[[ SUPPLIED DATA open ]]

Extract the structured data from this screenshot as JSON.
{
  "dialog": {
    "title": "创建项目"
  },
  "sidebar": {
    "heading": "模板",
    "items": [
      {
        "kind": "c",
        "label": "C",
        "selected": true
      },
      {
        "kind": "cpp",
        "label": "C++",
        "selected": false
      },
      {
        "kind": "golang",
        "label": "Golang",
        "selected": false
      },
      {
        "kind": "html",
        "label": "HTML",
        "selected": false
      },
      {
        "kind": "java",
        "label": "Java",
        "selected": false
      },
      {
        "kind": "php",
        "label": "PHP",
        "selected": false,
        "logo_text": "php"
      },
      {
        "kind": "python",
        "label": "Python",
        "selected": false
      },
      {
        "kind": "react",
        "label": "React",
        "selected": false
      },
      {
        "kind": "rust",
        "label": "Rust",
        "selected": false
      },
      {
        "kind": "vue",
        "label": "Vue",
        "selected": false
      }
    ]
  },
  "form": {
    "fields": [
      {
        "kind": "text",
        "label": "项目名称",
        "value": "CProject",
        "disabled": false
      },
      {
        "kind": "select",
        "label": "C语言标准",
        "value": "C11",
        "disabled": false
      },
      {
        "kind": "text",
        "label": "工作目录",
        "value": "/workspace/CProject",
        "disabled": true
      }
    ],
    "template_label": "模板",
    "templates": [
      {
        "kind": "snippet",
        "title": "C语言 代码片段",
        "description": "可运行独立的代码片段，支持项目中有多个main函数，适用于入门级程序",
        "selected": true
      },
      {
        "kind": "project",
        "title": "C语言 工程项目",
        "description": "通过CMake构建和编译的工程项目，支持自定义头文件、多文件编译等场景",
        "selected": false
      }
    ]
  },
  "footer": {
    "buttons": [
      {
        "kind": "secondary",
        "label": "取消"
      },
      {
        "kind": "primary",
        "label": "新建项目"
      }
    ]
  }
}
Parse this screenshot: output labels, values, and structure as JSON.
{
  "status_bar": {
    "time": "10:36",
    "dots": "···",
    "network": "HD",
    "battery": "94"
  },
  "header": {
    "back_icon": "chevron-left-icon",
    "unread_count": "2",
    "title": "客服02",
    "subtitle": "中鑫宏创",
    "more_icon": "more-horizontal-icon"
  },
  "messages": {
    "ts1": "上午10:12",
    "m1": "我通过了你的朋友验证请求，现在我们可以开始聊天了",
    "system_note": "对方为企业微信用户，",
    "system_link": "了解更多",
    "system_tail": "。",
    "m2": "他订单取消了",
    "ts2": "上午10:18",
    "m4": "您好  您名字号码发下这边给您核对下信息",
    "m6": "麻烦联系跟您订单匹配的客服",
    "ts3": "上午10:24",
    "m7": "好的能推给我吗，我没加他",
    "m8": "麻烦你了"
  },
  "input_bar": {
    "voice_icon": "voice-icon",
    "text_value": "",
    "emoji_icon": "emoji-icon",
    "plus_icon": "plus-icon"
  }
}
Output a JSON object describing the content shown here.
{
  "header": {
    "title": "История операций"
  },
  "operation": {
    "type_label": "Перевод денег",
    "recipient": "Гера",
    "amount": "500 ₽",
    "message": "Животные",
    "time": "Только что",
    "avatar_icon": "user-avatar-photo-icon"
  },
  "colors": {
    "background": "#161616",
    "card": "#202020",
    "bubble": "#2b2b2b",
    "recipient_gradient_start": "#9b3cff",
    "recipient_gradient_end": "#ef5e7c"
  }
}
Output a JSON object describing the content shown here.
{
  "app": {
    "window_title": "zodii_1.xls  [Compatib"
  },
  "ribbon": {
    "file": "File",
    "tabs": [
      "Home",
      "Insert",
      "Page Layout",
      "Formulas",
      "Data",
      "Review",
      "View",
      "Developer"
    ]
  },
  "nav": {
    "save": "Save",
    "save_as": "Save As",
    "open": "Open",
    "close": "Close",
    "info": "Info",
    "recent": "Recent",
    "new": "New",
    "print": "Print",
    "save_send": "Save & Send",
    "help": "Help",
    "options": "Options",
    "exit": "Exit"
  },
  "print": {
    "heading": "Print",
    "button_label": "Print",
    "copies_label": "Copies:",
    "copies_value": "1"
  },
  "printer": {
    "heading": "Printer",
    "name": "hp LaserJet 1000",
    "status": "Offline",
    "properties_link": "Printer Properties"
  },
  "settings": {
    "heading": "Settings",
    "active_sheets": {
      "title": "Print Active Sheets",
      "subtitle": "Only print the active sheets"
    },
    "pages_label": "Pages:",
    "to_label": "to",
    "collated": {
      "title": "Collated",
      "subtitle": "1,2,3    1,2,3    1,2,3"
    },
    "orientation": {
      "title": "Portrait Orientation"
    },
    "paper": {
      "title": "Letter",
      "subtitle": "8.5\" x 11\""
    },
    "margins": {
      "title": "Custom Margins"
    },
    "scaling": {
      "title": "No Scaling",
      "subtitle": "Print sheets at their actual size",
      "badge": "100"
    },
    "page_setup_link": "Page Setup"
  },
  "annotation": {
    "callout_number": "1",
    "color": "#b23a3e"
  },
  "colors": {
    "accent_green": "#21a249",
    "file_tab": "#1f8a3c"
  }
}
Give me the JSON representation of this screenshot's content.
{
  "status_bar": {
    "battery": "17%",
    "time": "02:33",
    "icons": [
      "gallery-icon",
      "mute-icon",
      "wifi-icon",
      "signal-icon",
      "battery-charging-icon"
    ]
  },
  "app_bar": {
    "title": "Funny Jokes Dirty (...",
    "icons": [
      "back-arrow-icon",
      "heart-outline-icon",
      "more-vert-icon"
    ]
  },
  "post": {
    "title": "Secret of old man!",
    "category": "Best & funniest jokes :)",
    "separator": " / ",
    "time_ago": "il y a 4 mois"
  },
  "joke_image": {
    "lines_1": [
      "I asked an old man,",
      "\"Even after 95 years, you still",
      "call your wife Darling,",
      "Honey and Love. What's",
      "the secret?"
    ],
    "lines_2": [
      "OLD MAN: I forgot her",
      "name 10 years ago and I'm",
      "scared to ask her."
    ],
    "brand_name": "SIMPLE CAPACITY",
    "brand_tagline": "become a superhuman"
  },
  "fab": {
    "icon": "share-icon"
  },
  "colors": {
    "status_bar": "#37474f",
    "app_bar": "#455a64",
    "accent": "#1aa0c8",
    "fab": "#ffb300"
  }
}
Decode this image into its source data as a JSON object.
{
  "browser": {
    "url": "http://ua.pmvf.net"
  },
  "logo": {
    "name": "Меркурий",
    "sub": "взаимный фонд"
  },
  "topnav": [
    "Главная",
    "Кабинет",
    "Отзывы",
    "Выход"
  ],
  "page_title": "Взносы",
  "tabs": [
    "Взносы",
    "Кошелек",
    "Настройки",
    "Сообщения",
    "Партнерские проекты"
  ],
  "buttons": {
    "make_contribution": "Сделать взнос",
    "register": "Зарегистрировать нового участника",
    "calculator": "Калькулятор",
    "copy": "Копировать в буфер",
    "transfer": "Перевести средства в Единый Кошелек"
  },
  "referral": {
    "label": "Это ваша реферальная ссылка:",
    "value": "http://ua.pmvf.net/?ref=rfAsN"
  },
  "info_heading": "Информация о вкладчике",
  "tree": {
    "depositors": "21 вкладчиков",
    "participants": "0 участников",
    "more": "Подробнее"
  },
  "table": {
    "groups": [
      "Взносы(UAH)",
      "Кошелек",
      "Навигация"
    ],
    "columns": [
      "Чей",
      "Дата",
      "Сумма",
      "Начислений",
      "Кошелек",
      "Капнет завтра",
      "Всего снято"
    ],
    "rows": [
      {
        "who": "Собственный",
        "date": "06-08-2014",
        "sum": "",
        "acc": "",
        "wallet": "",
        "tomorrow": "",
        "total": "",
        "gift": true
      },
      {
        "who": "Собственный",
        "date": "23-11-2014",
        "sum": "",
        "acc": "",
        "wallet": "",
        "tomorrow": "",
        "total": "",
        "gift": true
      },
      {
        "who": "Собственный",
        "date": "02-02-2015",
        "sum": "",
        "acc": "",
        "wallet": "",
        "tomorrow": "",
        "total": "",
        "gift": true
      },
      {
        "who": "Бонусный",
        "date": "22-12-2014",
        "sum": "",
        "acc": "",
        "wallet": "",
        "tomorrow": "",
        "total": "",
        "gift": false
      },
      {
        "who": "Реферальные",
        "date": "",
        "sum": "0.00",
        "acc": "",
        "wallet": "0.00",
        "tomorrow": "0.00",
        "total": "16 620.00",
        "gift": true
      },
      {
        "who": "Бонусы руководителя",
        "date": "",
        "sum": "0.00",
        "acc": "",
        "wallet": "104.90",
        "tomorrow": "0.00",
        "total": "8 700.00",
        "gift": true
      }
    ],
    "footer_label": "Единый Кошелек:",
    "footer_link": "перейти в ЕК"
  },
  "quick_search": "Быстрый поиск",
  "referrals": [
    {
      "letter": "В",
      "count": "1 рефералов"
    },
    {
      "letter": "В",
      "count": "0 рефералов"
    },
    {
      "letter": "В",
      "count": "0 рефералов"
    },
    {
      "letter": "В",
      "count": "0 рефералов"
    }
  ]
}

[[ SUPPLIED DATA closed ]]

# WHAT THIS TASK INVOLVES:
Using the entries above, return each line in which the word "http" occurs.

# RESULT OF THE EXERCISE:
    "url": "http://ua.pmvf.net"
    "value": "http://ua.pmvf.net/?ref=rfAsN"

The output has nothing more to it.